List each line of the data that holds the string "flag".

[Dataset — start]

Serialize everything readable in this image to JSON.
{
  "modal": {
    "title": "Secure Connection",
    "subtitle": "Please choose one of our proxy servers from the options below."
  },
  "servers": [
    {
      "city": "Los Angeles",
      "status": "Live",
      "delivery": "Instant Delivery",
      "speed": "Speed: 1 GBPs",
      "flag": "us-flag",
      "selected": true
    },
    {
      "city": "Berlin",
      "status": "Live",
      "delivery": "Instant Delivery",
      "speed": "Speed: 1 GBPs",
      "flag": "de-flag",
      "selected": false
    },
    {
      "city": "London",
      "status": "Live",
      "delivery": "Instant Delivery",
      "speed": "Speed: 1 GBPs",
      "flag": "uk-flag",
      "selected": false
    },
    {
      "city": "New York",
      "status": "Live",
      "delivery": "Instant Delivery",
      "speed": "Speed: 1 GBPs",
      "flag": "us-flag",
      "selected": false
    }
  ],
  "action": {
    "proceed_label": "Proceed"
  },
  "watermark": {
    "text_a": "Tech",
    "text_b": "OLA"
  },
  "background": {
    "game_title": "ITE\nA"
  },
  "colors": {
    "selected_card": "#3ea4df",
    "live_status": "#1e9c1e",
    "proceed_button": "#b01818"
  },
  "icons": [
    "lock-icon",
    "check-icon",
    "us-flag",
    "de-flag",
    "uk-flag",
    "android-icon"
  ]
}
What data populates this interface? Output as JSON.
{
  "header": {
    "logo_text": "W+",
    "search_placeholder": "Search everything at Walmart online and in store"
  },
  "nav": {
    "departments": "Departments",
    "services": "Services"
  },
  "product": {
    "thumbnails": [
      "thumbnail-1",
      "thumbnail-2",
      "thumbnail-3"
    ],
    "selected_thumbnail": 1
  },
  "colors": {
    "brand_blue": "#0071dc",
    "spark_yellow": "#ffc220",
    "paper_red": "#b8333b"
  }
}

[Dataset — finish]

- Reply to the exercise -
      "flag": "us-flag",
      "flag": "de-flag",
      "flag": "uk-flag",
      "flag": "us-flag",
    "us-flag",
    "de-flag",
    "uk-flag",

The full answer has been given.